20 Jun 2024

Where Elephants Go

"Where Elephants Go" is a movie in which no elephants appear. It is a story of love and friendship, a pseudo-melodrama, a puzzle, and a comedy. Or almost a comedy.

The camera is as restless as the characters. Much of "Where Elephants Go," the second feature film by Gabi Șarga and Cătălin Rotaru, is viewed agitatedly, moved by a camera that follows the city, life, exteriors, and interiors with the curiosity of a viewer hungry to see everything, to discover everything as quickly as possible. It is a technique that puts you on alert and becomes expected once you meet Leni (Carina Lăpușneanu).

In the first scene where she appears, the little girl calls out for Coaie, a stray dog she feeds with the sandwiches she receives in her lunch pack. Leni seems too young – both in the way she speaks and in how alone she is during her many wanderings through Bucharest. However, she is not a neglected child. She is dressed colorfully, and her entire demeanor exudes courage and haste. A haste we gradually understand as we learn she is very ill.

"What a crappy story," comes the expected line, the one you think of when someone suggests watching the story of an adorable little girl who is about to die. But "Where Elephants Go" marks its territory with so much tenacity and humor that you don't really have time to get sad.

Marcel (Ștefan Mihai) is also agitated. For different reasons, with different habits, but his energy sticks, like a friendly kiss on the cheek, to Leni's needs. While Leni calls for Coaie, Marcel mimics people on the street, asks women if they want to have sex, and gets slapped. Meanwhile, Leni's mother (Alice Cora Mihalache) juggles her day job and night job, guilty, hidden under a blonde wig, but it allows her to cope with the doctors' expenses.

Everyone hides something, and the elephants among them, the ones nobody talks about but everyone sees because they are, well, big, also become toys in the universe of a child who wants to live now, always, everything. And of a boy who doesn't really want to live anymore, which is why he mocks now, always, everything. And of a mother who lives strictly for someone else.
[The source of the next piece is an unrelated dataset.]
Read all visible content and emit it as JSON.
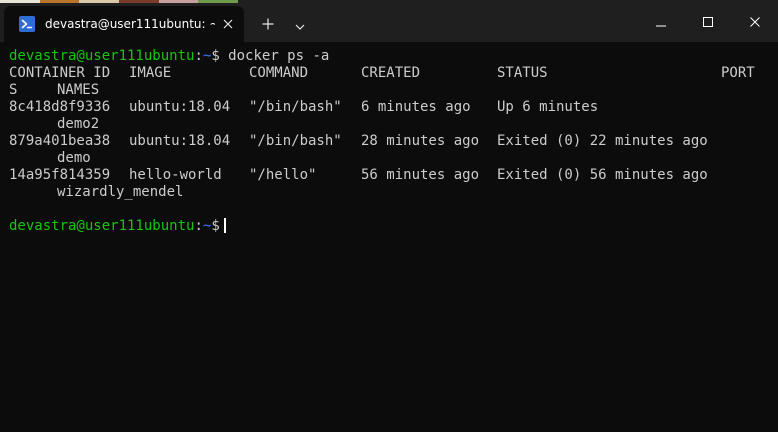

And from this trio, riding waves of laughter and emotion, comes a cool conclusion: that life is to be lived always moving forward, especially after you find out that Leni has been here.